What follows is just as the trailer showed. Los Angeles is hit by a massive quake; not just your regular, earth splitting tremor with some damage here and there, but a monstrous, end-of-the-world catastrophe where skyscrapers topple, flyovers collapse and there is literally nowhere to run. As you would expect – and as the trailer that contains most of the money shots and the rescue surprises show – the CGI effects are spectacular; the bigger the screen, the better.
But despite the updated ability to present disasters in a way that the makers of The Poseidon Adventure, The Towering Inferno or even Earthquake could never imagine, the character makeup is pretty much the same. Had San Andreas appeared on screens during the seventies when disaster movies were the fashion and developed into the new style epic, you can imagine the poster. In a row, each character would have had a boxed profile shot with a brief description of their conflicts and character traits printed below. Posters no longer do that, but the style continues on screen. Even though countless millions will perish along the fault line, the film concentrates on just a small group of characters, each with a conflict or flaw that will add to the tension of their survival.
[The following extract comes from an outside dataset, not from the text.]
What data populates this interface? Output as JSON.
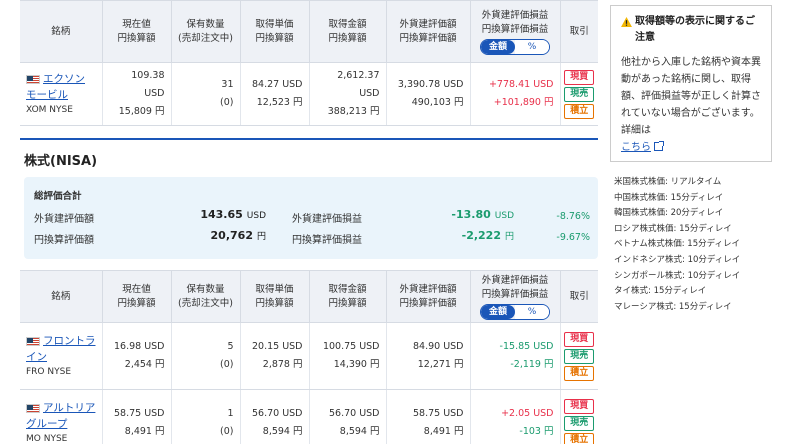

Johnson’s pilot receives his divorce papers. He’s still married to Emma (Carla Gugino), but Emma is about to marry a successful millionaire whose company builds (gulp) skyscrapers. Then there’s the gorgeous daughter, Blake (Alexandra Daddario) who has a special relationship with dad but is forced to fly to San Francisco with her potential step-father. There’s also the issue of another daughter who previously died in a river raft accident, an event that continues to haunt the family, particularly as dad watched her drown and was unable to save her. Will the pilot and his wife reunite? Will the daughter survive San Francisco and a tense underwater scene that echoes the fate of her departed sister? Will the potential step-father turn out to be a Richard Chamberlain type weasel in need of a come-uppance? You bet, but unlike those earlier seventies disasters where character conflicts and special effects went hand in hand, in San Andreas it’s the dazzling effects and action that matters; that other stuff about families sticking together are merely hurdles that get in the way of watching buildings crash, cars demolish, highways crack, and gigantic tidal waves wash everything away.
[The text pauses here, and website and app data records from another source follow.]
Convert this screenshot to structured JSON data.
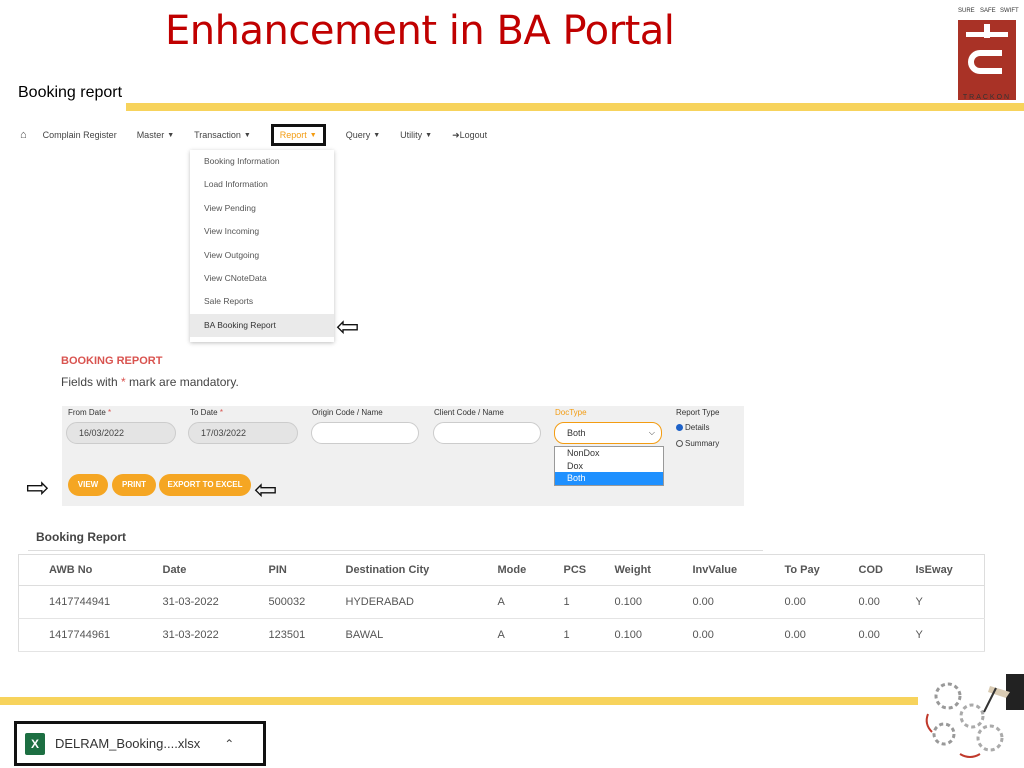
{
  "slide": {
    "title": "Enhancement in BA Portal",
    "subtitle": "Booking report"
  },
  "logo": {
    "top_labels": [
      "SURE",
      "SAFE",
      "SWIFT"
    ],
    "word": "TRACKON"
  },
  "nav": {
    "items": [
      "Complain Register",
      "Master",
      "Transaction",
      "Report",
      "Query",
      "Utility",
      "Logout"
    ]
  },
  "report_menu": {
    "items": [
      "Booking Information",
      "Load Information",
      "View Pending",
      "View Incoming",
      "View Outgoing",
      "View CNoteData",
      "Sale Reports",
      "BA Booking Report"
    ],
    "selected": "BA Booking Report"
  },
  "form": {
    "heading": "BOOKING REPORT",
    "mandatory_note_pre": "Fields with ",
    "mandatory_star": "*",
    "mandatory_note_post": " mark are mandatory.",
    "from_date_label": "From Date",
    "from_date_value": "16/03/2022",
    "to_date_label": "To Date",
    "to_date_value": "17/03/2022",
    "origin_label": "Origin Code / Name",
    "client_label": "Client Code / Name",
    "doctype_label": "DocType",
    "doctype_value": "Both",
    "doctype_options": [
      "NonDox",
      "Dox",
      "Both"
    ],
    "report_type_label": "Report Type",
    "report_type_options": [
      "Details",
      "Summary"
    ],
    "report_type_selected": "Details",
    "buttons": {
      "view": "VIEW",
      "print": "PRINT",
      "export": "EXPORT TO EXCEL"
    }
  },
  "table": {
    "heading": "Booking Report",
    "columns": [
      "AWB No",
      "Date",
      "PIN",
      "Destination City",
      "Mode",
      "PCS",
      "Weight",
      "InvValue",
      "To Pay",
      "COD",
      "IsEway"
    ],
    "rows": [
      [
        "1417744941",
        "31-03-2022",
        "500032",
        "HYDERABAD",
        "A",
        "1",
        "0.100",
        "0.00",
        "0.00",
        "0.00",
        "Y"
      ],
      [
        "1417744961",
        "31-03-2022",
        "123501",
        "BAWAL",
        "A",
        "1",
        "0.100",
        "0.00",
        "0.00",
        "0.00",
        "Y"
      ]
    ]
  },
  "download": {
    "filename": "DELRAM_Booking....xlsx",
    "icon": "excel-file-icon"
  },
  "colors": {
    "title": "#c00000",
    "accent": "#f5a623",
    "rule": "#f7d35c",
    "logo": "#a93226"
  }
}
When Roland Emmerich made 2012, his intention was to film the disaster movie to end disaster movies. He threw everything in. He also made it intentionally funny. Knowing only too well the absurdity of it all, 2012 had its disasters presented with straight-faced humor and a cast of several way larger-than-life characters as they made their way through Emmerich’s over-the-top mayhem. San Andreas, with all of its crumbling towers, looks like 2012 but it’s just like the seventies when it comes to characters. These people are playing it straight. “What are we going to do?” asks mom after surviving another hair-raising moment. “We’re gonna get our daughter,” replies dad with steely determination, and when it’s all over, the dust has settled and fires are slowing burning out, dad surveys the scene, sees the stars and stripes flapping in the wind and states as if speaking for all mankind, “Now we rebuild.”
The important thing is, audiences who enjoy disaster movies will enjoy the surprisingly bloodless San Andreas as much as any previous adventure from this genre, perhaps even more considering how well effects now appear, and, let’s face it, that’s what they’re going for. The giant container ship raised by a tsunami and thrown at the Golden Gate Bridge is as impressively spectacular as it gets. The film nicely affirms once and for all the hulking Dwayne Johnson as a leading man movie star, and Alexandra Daddario may finally get some big screen attention, but in the end, no one’s going for the soap opera and no one will care; it’s the wide screen spectacle that matters and in that area San Andreas undeniably delivers.
MPAA Rating: PG-13 Length: 123 Minutes Overall Rating: 7 (out of 10)